--- Data to process Enclosed Below ---

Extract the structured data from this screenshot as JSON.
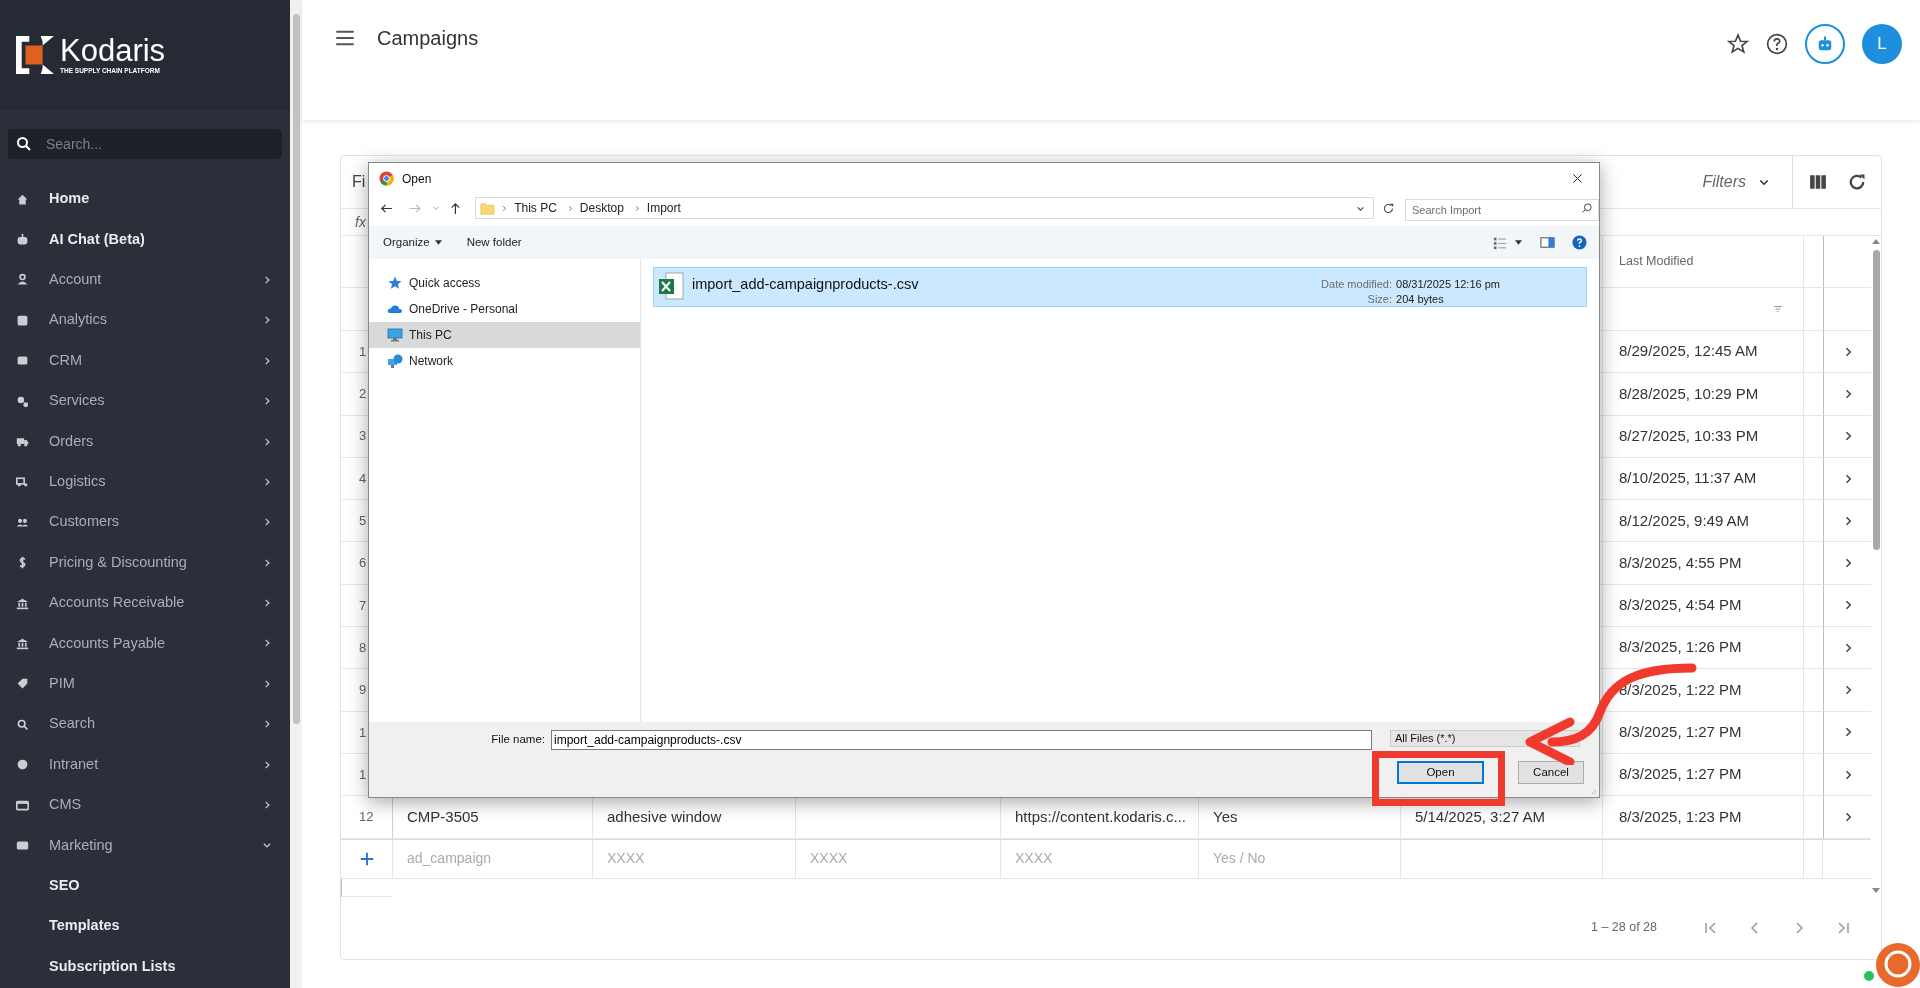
{
  "sidebar": {
    "logo": {
      "name": "Kodaris",
      "tagline": "THE SUPPLY CHAIN PLATFORM"
    },
    "search": {
      "placeholder": "Search..."
    },
    "items": [
      {
        "label": "Home",
        "kind": "link"
      },
      {
        "label": "AI Chat (Beta)",
        "kind": "link"
      },
      {
        "label": "Account",
        "kind": "group",
        "expanded": false
      },
      {
        "label": "Analytics",
        "kind": "group",
        "expanded": false
      },
      {
        "label": "CRM",
        "kind": "group",
        "expanded": false
      },
      {
        "label": "Services",
        "kind": "group",
        "expanded": false
      },
      {
        "label": "Orders",
        "kind": "group",
        "expanded": false
      },
      {
        "label": "Logistics",
        "kind": "group",
        "expanded": false
      },
      {
        "label": "Customers",
        "kind": "group",
        "expanded": false
      },
      {
        "label": "Pricing & Discounting",
        "kind": "group",
        "expanded": false
      },
      {
        "label": "Accounts Receivable",
        "kind": "group",
        "expanded": false
      },
      {
        "label": "Accounts Payable",
        "kind": "group",
        "expanded": false
      },
      {
        "label": "PIM",
        "kind": "group",
        "expanded": false
      },
      {
        "label": "Search",
        "kind": "group",
        "expanded": false
      },
      {
        "label": "Intranet",
        "kind": "group",
        "expanded": false
      },
      {
        "label": "CMS",
        "kind": "group",
        "expanded": false
      },
      {
        "label": "Marketing",
        "kind": "group",
        "expanded": true,
        "children": [
          {
            "label": "SEO",
            "kind": "link"
          },
          {
            "label": "Templates",
            "kind": "link"
          },
          {
            "label": "Subscription Lists",
            "kind": "link"
          }
        ]
      }
    ]
  },
  "header": {
    "title": "Campaigns",
    "avatar": "L"
  },
  "table": {
    "toolbar_title": "Fi",
    "filters": "Filters",
    "formula": "fx",
    "columns": [
      "Last Modified"
    ],
    "rows": [
      {
        "number": "1",
        "last_modified": "8/29/2025, 12:45 AM"
      },
      {
        "number": "2",
        "last_modified": "8/28/2025, 10:29 PM"
      },
      {
        "number": "3",
        "last_modified": "8/27/2025, 10:33 PM"
      },
      {
        "number": "4",
        "last_modified": "8/10/2025, 11:37 AM"
      },
      {
        "number": "5",
        "last_modified": "8/12/2025, 9:49 AM"
      },
      {
        "number": "6",
        "last_modified": "8/3/2025, 4:55 PM"
      },
      {
        "number": "7",
        "last_modified": "8/3/2025, 4:54 PM"
      },
      {
        "number": "8",
        "last_modified": "8/3/2025, 1:26 PM"
      },
      {
        "number": "9",
        "last_modified": "8/3/2025, 1:22 PM"
      },
      {
        "number": "1",
        "last_modified": "8/3/2025, 1:27 PM"
      },
      {
        "number": "1",
        "last_modified": "8/3/2025, 1:27 PM"
      },
      {
        "number": "12",
        "cells": [
          "CMP-3505",
          "adhesive window",
          null,
          "https://content.kodaris.c...",
          "Yes",
          "5/14/2025, 3:27 AM"
        ],
        "last_modified": "8/3/2025, 1:23 PM"
      }
    ],
    "new_row": [
      "ad_campaign",
      "XXXX",
      "XXXX",
      "XXXX",
      "Yes / No"
    ],
    "pagination": "1 – 28 of 28"
  },
  "dialog": {
    "title": "Open",
    "path": [
      "This PC",
      "Desktop",
      "Import"
    ],
    "search": {
      "placeholder": "Search Import"
    },
    "toolbar": [
      "Organize",
      "New folder"
    ],
    "nav": [
      {
        "label": "Quick access",
        "selected": false
      },
      {
        "label": "OneDrive - Personal",
        "selected": false
      },
      {
        "label": "This PC",
        "selected": true
      },
      {
        "label": "Network",
        "selected": false
      }
    ],
    "files": [
      {
        "name": "import_add-campaignproducts-.csv",
        "date_label": "Date modified:",
        "date": "08/31/2025 12:16 pm",
        "size_label": "Size:",
        "size": "204 bytes",
        "selected": true
      }
    ],
    "file_name_label": "File name:",
    "file_name": "import_add-campaignproducts-.csv",
    "file_type": "All Files (*.*)",
    "buttons": [
      "Open",
      "Cancel"
    ]
  }
}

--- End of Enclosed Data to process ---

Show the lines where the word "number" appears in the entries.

        "number": "1",
        "number": "2",
        "number": "3",
        "number": "4",
        "number": "5",
        "number": "6",
        "number": "7",
        "number": "8",
        "number": "9",
        "number": "1",
        "number": "1",
        "number": "12",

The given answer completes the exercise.